A covered bond is a type of derivative investment popular in Europe that is relatively rare in the U.S. They are similar to—but generally believed to be much safer than—asset-backed and mortgage-backed securities.
Learn what a covered bond is and what makes them a secure investment.
- Covered bonds are supported by banks with cash from underlying investment pools called “cover pools.”
- Covered bonds are safer and more secure than asset-backed securities because they’re protected in the event that the institution goes bankrupt.
- These bonds aren’t widely available in the U.S., but they’re more common in Europe and particularly in Germany.
What Is a Covered Bond?
The concept behind covered bonds is simple. They are backed by cash generated from an underlying investment pool. A bank buys substantial cash-generating investments, combines them, and issues a bond supported by the pooled investments' money.
That collection of investments, called the cover pool, consists of either mortgages or public-sector loans. In that sense, covered bonds generate cash flow for investors the same way as asset-backed securities.
What Makes a Covered Bond Secure
One key difference between covered bonds and asset-backed securities is that with covered bonds, the loans that back them remain on the balance sheet of the issuing bank. To put it more simply, if an institution selling a covered bond goes bankrupt, investors in the covered bond retain their access to the cover pool.
For example, if you buy a covered bond from a Wall Street Investment Bank which goes belly up, you're still likely to get your interest-rate payments and principal back when the bond matures.
A covered bond is essentially a standard corporate bond issued by a financial institution with an extra layer of protection for investors. The additional protection generally results in AAA ratings for covered bonds.
Where You Can Buy a Secure Covered Bond
The most accessible place to buy a covered bond is in Europe, particularly in Germany on the Frankfurter Wertpapierbörse (FWB)—the Frankfurt Stock Exchange. There, covered bonds are called Pfandbriefe. In Germany, similar bonds can be traced back to the 1700s.
Buying these debt investments closer to home isn’t easy, but things are slowly changing. Two U.S. banks—Bank of America and Washington Mutual—issued covered bonds in 2006, but the credit crisis hit before the market could grow. The idea of a new form of asset-backed security wasn’t particularly popular with traders or investors after 2007.

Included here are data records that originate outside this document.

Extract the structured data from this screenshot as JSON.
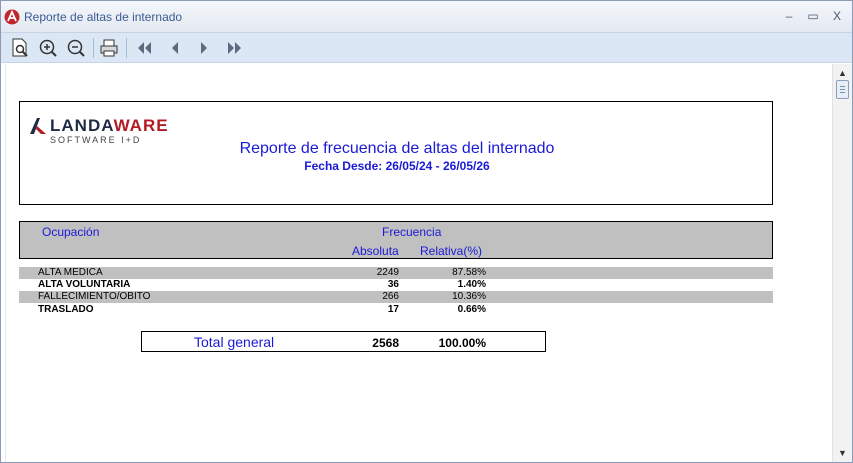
{
  "window": {
    "title": "Reporte de altas de internado",
    "minimize_glyph": "–",
    "maximize_glyph": "▭",
    "close_glyph": "X"
  },
  "toolbar": {
    "buttons": [
      {
        "name": "preview-page-icon"
      },
      {
        "name": "zoom-in-icon"
      },
      {
        "name": "zoom-out-icon"
      },
      {
        "name": "print-icon"
      },
      {
        "name": "first-page-icon"
      },
      {
        "name": "previous-page-icon"
      },
      {
        "name": "next-page-icon"
      },
      {
        "name": "last-page-icon"
      }
    ]
  },
  "report": {
    "logo_main_a": "LANDA",
    "logo_main_b": "WARE",
    "logo_sub": "SOFTWARE I+D",
    "title": "Reporte de frecuencia de altas del internado",
    "subtitle": "Fecha Desde: 26/05/24 - 26/05/26",
    "headers": {
      "ocupacion": "Ocupación",
      "frecuencia": "Frecuencia",
      "absoluta": "Absoluta",
      "relativa": "Relativa(%)"
    },
    "rows": [
      {
        "name": "ALTA MEDICA",
        "absoluta": "2249",
        "relativa": "87.58%"
      },
      {
        "name": "ALTA VOLUNTARIA",
        "absoluta": "36",
        "relativa": "1.40%"
      },
      {
        "name": "FALLECIMIENTO/OBITO",
        "absoluta": "266",
        "relativa": "10.36%"
      },
      {
        "name": "TRASLADO",
        "absoluta": "17",
        "relativa": "0.66%"
      }
    ],
    "total": {
      "label": "Total general",
      "absoluta": "2568",
      "relativa": "100.00%"
    }
  },
  "colors": {
    "accent_blue": "#1a1ad6",
    "band_gray": "#c0c0c0",
    "brand_red": "#b31b24"
  }
}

U.S. Treasury Secretary Henry Paulson voiced support for the investment vehicles in early 2008. On July 15, 2008, the Federal Deposit Insurance Corp. (FDIC) issued guidelines on how covered bonds would be paid in the event of a bank failure. The initial enthusiasm over covered bonds seems to have tapered off, with a substantial decline in bonds issued from 2016-2017, after years of meager investment interest.
Who Can Get Secure Covered Bonds?
Similar to other derivative products such as mortgage-backed securities and credit default swaps, the complexity and minimum-investment requirements limit covered bond access to institutional and high-net-worth investors.
Longtime market watchers know their history and understand a complex investment created by the most brilliant folks on Wall Street isn’t necessarily a safe investment.
Covered bonds are interesting, but until enough legitimate offerings hit the market so that ETFs are created to limit their downside, they need to be scrutinized as much as any other investment vehicle.